TASK → Search the data below for the string "subtitle". Extract every line that contains it.

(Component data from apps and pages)
=====

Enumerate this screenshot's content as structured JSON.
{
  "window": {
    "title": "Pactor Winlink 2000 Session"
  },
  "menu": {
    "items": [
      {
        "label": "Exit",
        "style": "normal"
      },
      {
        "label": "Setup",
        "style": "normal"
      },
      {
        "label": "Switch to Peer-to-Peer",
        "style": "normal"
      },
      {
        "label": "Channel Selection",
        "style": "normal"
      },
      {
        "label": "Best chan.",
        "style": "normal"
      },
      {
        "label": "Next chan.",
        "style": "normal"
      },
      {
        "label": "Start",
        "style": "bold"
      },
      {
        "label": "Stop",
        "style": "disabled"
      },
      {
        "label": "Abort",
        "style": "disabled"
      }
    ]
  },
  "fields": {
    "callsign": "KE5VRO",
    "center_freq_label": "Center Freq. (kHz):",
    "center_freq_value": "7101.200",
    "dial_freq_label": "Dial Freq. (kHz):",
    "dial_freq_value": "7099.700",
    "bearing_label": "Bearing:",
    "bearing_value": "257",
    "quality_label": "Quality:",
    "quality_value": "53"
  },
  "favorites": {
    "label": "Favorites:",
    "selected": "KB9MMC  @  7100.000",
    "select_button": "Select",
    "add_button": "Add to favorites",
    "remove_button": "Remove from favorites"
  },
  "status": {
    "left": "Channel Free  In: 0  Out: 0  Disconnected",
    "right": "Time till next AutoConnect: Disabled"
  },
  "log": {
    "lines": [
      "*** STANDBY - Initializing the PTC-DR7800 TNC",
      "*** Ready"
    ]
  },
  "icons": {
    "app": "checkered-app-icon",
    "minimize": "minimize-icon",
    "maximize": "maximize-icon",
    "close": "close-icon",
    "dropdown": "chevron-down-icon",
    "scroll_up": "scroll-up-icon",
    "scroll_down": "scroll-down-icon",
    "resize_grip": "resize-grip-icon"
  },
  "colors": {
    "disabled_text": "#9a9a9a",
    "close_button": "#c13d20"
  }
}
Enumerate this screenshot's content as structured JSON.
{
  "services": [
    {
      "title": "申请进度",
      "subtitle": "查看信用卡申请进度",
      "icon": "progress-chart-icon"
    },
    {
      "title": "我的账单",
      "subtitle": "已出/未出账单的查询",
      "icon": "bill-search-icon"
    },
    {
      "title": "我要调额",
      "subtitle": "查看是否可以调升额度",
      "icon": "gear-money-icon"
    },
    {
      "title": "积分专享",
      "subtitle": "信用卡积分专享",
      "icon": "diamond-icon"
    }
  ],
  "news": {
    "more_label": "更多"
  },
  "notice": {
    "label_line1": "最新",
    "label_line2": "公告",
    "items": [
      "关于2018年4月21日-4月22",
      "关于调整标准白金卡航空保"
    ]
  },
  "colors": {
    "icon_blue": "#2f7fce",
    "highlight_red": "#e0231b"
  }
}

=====

ANSWER SECTION →
      "subtitle": "查看信用卡申请进度",
      "subtitle": "已出/未出账单的查询",
      "subtitle": "查看是否可以调升额度",
      "subtitle": "信用卡积分专享",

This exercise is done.